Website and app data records
[Start of Attachment]

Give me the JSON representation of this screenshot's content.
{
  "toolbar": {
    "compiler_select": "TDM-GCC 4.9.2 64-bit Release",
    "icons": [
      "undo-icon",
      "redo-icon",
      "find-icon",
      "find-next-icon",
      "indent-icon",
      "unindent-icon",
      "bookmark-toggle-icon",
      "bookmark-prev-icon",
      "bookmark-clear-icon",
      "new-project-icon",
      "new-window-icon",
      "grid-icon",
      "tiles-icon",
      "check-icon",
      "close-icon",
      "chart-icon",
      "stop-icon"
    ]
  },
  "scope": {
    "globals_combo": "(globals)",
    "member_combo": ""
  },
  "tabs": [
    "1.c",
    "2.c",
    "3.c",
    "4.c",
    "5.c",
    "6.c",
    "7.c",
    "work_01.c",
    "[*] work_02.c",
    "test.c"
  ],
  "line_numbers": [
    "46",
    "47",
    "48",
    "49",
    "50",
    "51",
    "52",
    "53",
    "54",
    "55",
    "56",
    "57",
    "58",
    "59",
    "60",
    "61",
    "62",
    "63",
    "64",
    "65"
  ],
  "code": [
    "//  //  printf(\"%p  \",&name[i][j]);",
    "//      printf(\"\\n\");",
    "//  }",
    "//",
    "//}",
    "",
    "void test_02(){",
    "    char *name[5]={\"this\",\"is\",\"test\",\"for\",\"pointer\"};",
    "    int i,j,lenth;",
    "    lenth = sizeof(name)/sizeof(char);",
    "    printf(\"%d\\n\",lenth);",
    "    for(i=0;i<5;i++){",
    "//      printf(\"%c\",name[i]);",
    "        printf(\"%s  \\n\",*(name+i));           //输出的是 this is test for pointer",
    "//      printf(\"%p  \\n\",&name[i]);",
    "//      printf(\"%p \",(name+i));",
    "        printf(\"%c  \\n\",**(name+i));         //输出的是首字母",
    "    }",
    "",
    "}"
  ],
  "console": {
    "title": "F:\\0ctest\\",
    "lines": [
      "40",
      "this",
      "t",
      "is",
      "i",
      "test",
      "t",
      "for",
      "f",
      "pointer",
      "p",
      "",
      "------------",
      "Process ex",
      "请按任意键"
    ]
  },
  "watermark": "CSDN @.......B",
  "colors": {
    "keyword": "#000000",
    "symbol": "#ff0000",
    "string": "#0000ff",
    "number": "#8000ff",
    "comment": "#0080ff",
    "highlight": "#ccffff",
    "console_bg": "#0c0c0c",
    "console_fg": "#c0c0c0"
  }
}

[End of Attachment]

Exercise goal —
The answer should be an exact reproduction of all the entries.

Exercise result —
Give me the JSON representation of this screenshot's content.
{
  "toolbar": {
    "compiler_select": "TDM-GCC 4.9.2 64-bit Release",
    "icons": [
      "undo-icon",
      "redo-icon",
      "find-icon",
      "find-next-icon",
      "indent-icon",
      "unindent-icon",
      "bookmark-toggle-icon",
      "bookmark-prev-icon",
      "bookmark-clear-icon",
      "new-project-icon",
      "new-window-icon",
      "grid-icon",
      "tiles-icon",
      "check-icon",
      "close-icon",
      "chart-icon",
      "stop-icon"
    ]
  },
  "scope": {
    "globals_combo": "(globals)",
    "member_combo": ""
  },
  "tabs": [
    "1.c",
    "2.c",
    "3.c",
    "4.c",
    "5.c",
    "6.c",
    "7.c",
    "work_01.c",
    "[*] work_02.c",
    "test.c"
  ],
  "line_numbers": [
    "46",
    "47",
    "48",
    "49",
    "50",
    "51",
    "52",
    "53",
    "54",
    "55",
    "56",
    "57",
    "58",
    "59",
    "60",
    "61",
    "62",
    "63",
    "64",
    "65"
  ],
  "code": [
    "//  //  printf(\"%p  \",&name[i][j]);",
    "//      printf(\"\\n\");",
    "//  }",
    "//",
    "//}",
    "",
    "void test_02(){",
    "    char *name[5]={\"this\",\"is\",\"test\",\"for\",\"pointer\"};",
    "    int i,j,lenth;",
    "    lenth = sizeof(name)/sizeof(char);",
    "    printf(\"%d\\n\",lenth);",
    "    for(i=0;i<5;i++){",
    "//      printf(\"%c\",name[i]);",
    "        printf(\"%s  \\n\",*(name+i));           //输出的是 this is test for pointer",
    "//      printf(\"%p  \\n\",&name[i]);",
    "//      printf(\"%p \",(name+i));",
    "        printf(\"%c  \\n\",**(name+i));         //输出的是首字母",
    "    }",
    "",
    "}"
  ],
  "console": {
    "title": "F:\\0ctest\\",
    "lines": [
      "40",
      "this",
      "t",
      "is",
      "i",
      "test",
      "t",
      "for",
      "f",
      "pointer",
      "p",
      "",
      "------------",
      "Process ex",
      "请按任意键"
    ]
  },
  "watermark": "CSDN @.......B",
  "colors": {
    "keyword": "#000000",
    "symbol": "#ff0000",
    "string": "#0000ff",
    "number": "#8000ff",
    "comment": "#0080ff",
    "highlight": "#ccffff",
    "console_bg": "#0c0c0c",
    "console_fg": "#c0c0c0"
  }
}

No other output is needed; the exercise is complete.